Sharing and splitting drugs for personal use are common practices, and part of broader drug use culture that can support safer use practices (e.g., never using alone). In Canada, splitting and sharing of drugs for personal use was studied recently in the context of federally authorized opioid overdose prevention services and supervised consumption services. In these settings, individuals can bring in and use their own drugs but they are restricted by the narrow scope of the site’s CDSA exemption from splitting or sharing their personal drugs with others using the facility. As a result, people using these services must go outside the sanctioned site to share, creating barriers to accessibility and heightening the risk of arrest. Others face temporary bans from service access. Recent discussions on splitting and sharing, highlight the need to ensure that drug policies and services that are developed accurately reflect community practices and incorporate the needs of those the policies seek to support.
Pillar #5: Retroactive Expungement of Criminal Records
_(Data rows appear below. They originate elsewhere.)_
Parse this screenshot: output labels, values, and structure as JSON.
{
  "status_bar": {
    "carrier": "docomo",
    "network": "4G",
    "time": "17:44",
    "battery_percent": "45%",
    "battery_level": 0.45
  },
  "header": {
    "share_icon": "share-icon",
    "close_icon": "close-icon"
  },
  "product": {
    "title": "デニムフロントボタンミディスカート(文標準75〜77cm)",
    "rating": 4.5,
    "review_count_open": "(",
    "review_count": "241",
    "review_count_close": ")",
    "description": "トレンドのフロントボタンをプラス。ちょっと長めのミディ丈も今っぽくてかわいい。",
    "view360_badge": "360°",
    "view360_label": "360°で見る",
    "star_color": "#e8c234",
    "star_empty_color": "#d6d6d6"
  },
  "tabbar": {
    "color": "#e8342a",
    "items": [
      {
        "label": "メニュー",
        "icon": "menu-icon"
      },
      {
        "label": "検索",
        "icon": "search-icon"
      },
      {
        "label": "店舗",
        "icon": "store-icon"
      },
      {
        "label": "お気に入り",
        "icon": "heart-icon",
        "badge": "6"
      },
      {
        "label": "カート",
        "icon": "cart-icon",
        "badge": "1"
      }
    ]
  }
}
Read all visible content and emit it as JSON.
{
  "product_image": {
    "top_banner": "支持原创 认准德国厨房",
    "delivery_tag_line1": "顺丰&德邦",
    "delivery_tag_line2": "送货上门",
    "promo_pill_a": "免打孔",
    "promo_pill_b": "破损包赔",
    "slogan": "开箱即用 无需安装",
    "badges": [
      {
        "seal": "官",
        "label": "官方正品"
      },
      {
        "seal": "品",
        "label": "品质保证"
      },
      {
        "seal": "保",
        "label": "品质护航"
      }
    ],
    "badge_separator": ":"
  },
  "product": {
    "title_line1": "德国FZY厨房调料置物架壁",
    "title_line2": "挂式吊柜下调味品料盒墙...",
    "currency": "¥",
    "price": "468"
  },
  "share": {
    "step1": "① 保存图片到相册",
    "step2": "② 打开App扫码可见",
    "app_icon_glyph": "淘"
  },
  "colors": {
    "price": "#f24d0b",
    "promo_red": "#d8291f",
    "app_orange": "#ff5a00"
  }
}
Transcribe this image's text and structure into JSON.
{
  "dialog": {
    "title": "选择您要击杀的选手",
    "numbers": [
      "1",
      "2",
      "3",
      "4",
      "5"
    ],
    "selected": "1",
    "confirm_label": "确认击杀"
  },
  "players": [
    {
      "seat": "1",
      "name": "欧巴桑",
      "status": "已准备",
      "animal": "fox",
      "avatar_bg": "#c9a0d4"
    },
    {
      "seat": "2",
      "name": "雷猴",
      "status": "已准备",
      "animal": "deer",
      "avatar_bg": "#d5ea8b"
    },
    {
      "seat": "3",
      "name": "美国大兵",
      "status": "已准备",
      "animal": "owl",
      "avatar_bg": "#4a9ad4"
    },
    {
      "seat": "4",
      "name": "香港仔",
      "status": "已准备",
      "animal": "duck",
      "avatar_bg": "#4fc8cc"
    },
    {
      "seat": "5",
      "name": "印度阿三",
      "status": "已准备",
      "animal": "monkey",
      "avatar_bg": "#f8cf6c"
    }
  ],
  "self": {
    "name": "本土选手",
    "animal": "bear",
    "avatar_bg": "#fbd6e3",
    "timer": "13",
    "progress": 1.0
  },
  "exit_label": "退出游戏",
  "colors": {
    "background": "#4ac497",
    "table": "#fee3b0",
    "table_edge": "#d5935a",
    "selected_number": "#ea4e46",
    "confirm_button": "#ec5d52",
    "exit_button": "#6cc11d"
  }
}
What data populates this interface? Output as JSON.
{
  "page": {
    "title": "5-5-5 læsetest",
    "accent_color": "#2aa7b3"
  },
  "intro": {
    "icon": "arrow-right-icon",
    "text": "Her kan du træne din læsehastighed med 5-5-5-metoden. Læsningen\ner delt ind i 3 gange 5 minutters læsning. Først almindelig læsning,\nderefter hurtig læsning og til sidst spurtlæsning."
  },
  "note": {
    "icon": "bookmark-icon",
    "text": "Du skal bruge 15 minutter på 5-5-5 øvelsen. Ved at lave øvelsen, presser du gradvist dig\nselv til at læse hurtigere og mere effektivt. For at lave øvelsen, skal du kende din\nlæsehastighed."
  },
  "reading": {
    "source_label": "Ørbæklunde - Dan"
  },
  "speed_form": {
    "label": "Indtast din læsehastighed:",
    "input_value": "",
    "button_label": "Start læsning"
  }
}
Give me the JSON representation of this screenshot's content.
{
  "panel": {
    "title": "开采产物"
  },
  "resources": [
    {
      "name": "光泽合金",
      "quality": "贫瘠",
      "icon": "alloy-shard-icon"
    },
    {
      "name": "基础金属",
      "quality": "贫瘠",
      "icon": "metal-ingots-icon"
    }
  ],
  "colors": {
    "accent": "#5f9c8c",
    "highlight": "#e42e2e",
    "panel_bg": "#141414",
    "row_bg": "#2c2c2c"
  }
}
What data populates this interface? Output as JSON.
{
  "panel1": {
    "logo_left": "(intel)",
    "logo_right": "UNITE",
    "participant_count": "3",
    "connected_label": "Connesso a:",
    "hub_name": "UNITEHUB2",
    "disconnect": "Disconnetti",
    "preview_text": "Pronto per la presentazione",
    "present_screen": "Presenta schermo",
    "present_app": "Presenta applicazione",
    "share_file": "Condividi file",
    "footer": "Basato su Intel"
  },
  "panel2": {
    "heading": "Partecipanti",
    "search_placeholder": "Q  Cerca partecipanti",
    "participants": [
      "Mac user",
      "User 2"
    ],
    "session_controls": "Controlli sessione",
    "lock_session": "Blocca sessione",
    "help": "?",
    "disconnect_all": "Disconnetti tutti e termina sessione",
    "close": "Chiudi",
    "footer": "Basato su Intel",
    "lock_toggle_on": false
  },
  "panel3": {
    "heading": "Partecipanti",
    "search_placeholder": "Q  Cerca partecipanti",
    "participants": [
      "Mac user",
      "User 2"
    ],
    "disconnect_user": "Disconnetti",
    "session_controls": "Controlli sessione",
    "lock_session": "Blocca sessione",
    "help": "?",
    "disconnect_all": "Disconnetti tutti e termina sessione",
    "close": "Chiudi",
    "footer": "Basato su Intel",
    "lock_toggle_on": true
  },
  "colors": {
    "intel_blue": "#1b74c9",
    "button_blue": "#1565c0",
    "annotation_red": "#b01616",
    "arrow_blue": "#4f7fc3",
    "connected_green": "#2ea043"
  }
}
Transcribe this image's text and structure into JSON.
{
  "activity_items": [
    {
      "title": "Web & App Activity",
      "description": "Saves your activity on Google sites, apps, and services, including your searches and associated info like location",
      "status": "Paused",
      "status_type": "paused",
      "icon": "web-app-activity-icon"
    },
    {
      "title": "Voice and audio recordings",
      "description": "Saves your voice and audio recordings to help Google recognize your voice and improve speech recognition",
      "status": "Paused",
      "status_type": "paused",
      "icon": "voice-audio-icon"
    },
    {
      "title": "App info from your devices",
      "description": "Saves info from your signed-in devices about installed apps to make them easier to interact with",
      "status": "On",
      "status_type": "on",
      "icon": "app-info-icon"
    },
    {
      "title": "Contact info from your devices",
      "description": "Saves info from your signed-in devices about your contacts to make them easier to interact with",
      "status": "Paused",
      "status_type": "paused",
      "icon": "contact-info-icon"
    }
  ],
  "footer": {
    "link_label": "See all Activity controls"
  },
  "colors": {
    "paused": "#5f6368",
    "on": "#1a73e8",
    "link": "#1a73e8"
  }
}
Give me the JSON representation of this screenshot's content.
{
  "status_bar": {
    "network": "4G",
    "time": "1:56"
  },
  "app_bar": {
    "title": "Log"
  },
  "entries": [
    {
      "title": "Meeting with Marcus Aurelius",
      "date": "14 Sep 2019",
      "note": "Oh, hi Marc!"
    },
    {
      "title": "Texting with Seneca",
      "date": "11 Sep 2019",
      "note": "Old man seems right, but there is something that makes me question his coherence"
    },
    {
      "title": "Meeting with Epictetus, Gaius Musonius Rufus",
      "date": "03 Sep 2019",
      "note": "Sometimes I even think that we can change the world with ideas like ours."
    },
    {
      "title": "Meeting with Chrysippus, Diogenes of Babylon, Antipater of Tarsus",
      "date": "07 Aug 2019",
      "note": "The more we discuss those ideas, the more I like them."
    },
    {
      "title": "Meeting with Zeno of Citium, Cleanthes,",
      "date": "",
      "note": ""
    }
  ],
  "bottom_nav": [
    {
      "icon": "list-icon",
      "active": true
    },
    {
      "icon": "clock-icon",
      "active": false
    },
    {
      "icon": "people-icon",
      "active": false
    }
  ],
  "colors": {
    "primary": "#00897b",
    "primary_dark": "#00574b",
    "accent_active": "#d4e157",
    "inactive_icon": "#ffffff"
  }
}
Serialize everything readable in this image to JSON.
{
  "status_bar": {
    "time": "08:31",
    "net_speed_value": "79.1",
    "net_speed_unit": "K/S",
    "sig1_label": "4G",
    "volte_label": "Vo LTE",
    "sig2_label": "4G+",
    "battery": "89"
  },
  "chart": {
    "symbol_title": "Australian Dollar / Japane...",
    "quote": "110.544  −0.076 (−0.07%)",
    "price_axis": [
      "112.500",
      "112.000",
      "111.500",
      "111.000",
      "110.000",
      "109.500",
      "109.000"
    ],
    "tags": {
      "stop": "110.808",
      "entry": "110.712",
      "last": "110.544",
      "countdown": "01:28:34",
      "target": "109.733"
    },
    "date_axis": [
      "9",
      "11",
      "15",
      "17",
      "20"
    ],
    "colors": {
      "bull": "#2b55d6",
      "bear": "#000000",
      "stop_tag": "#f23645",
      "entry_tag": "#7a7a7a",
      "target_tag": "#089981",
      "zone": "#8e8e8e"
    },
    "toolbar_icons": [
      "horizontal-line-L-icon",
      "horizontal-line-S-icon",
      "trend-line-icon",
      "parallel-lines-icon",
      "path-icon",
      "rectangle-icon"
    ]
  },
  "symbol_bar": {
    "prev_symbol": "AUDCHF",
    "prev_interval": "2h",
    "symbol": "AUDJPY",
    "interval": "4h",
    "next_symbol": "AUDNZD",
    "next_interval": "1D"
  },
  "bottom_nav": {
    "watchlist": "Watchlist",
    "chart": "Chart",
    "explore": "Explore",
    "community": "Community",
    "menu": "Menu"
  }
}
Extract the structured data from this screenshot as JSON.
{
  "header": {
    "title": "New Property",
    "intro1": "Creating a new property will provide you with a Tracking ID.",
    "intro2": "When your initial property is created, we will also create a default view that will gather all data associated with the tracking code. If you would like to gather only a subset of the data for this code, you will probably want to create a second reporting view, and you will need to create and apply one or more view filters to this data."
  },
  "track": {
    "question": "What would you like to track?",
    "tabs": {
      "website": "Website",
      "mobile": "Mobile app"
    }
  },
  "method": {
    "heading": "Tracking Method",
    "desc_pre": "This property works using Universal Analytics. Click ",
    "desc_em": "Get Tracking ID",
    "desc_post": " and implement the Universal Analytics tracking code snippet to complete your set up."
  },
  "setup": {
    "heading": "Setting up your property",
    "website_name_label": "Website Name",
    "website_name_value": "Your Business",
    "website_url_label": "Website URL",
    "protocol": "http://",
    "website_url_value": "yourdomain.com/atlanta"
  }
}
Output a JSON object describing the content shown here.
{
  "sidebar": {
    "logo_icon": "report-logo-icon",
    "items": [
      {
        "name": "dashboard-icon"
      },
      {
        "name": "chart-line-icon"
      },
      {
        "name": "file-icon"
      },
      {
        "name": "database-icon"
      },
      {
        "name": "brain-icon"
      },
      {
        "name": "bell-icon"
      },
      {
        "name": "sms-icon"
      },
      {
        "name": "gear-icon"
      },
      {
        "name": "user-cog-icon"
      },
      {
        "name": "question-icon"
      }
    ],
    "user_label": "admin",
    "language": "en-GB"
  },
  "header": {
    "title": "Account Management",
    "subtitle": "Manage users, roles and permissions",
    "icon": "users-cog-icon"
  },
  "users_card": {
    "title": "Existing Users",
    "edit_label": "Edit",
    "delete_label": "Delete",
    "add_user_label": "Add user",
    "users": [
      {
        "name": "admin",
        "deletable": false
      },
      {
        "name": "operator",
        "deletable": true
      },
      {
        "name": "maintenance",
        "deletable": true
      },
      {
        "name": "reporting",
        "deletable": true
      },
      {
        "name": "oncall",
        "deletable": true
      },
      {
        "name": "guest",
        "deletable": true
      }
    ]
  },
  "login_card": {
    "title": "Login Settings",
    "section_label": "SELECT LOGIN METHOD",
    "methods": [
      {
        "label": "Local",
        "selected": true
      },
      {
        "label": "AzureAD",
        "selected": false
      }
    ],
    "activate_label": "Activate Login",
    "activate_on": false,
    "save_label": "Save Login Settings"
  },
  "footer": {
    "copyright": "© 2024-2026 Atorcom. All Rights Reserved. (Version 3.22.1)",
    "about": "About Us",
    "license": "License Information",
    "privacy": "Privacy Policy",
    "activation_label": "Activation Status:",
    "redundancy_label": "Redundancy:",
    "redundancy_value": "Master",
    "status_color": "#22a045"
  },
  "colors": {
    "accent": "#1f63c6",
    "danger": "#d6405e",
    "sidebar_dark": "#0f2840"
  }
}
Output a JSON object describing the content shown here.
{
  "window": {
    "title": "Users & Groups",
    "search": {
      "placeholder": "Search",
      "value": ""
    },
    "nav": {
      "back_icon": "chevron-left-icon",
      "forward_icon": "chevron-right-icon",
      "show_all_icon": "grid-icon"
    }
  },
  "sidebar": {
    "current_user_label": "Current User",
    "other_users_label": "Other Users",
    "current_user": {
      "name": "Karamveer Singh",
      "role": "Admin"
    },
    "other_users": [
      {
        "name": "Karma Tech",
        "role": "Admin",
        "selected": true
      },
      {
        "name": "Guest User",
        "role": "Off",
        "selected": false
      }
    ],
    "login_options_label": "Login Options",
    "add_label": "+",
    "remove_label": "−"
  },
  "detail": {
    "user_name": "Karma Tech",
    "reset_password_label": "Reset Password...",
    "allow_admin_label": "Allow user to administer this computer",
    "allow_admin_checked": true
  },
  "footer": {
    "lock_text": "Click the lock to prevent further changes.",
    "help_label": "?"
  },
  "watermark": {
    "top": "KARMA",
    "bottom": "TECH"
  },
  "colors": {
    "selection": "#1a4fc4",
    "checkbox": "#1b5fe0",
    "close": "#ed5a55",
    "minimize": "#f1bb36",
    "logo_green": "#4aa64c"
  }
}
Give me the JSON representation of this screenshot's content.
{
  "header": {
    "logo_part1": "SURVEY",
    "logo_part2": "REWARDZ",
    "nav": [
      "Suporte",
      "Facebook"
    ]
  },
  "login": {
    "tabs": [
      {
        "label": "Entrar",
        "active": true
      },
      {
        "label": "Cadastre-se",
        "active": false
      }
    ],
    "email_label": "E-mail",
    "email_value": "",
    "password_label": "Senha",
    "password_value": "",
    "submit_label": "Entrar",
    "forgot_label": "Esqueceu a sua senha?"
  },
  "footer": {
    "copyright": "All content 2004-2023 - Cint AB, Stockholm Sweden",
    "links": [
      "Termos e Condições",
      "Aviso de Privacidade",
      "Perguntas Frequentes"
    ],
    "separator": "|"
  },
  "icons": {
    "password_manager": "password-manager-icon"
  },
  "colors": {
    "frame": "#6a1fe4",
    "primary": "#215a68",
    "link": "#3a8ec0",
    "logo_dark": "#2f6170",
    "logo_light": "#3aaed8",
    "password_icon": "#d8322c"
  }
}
A Canadian decriminalization model must also include a mechanism to expunge the criminal records of those previously convicted of simple drug possession. There are significant harms associated with a criminal record, including reduced opportunities for housing and employment, travel restrictions and a negative impact on child custody. Having a criminal record also leads to ongoing stigma and discrimination. Two distinct legal mechanisms may be used to address previous convictions when the government determines that an activity is no longer criminal: a pardon or an expungement of the criminal record. The distinction between the two appears to lie in whether the criminalization of the underlying activity would be found to violate the Charter. Where this is the case, expungement is the appropriate approach. In 2018, the federal government put into place an expungement process for Canadians convicted of historically unjust offences through the enactment of the Expungement of Historically Unjust Convictions Act. Offences listed in the schedule to the Act are those found inconsistent with the Charter, and include consensual same-sex intercourse and gross indecency (among others). Given the discriminatory application of the CDSA and the strong likelihood, discussed above, that the provisions which prohibit simple possession for personal use violate sections 7 and 15 of the Charter, we do not believe that a pardon for a previous conviction is appropriate as only an expungement allows a person to claim that they do not have a criminal record. Instead, we recommend that the federal government enact legislation which would result in a low-barrier process for the expungement of a person’s criminal records relating to simple possession.